- _WORK INSTRUCTION_: Return every line of the entries that includes the word "externa".

Dataset excerpts
——
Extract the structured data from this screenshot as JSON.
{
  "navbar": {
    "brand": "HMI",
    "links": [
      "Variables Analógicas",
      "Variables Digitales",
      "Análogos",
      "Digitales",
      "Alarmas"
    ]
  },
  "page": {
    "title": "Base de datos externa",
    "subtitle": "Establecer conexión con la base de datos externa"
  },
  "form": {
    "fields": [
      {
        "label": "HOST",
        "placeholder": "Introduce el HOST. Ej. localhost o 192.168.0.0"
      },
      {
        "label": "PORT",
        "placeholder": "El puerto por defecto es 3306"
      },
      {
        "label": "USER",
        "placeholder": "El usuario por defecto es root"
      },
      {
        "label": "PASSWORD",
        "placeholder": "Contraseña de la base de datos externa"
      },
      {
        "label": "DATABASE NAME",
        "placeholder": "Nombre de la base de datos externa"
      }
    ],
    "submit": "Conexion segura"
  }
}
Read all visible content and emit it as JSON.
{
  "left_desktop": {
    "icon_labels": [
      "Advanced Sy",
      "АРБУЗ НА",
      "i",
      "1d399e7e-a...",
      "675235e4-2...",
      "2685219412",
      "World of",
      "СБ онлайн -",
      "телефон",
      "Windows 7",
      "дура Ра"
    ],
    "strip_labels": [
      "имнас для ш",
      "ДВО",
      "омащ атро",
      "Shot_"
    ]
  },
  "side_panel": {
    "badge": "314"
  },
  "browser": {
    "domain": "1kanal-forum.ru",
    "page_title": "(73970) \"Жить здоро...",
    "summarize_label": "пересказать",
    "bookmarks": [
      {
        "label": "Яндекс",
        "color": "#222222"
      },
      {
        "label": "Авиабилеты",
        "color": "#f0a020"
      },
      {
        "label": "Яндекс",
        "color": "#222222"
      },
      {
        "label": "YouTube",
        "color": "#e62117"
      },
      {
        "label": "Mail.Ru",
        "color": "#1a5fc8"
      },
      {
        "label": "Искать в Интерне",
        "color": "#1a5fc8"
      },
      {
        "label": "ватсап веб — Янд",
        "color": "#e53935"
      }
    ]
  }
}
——
- _SOLUTION TO THIS TASK_:
    "title": "Base de datos externa",
    "subtitle": "Establecer conexión con la base de datos externa"
        "placeholder": "Contraseña de la base de datos externa"
        "placeholder": "Nombre de la base de datos externa"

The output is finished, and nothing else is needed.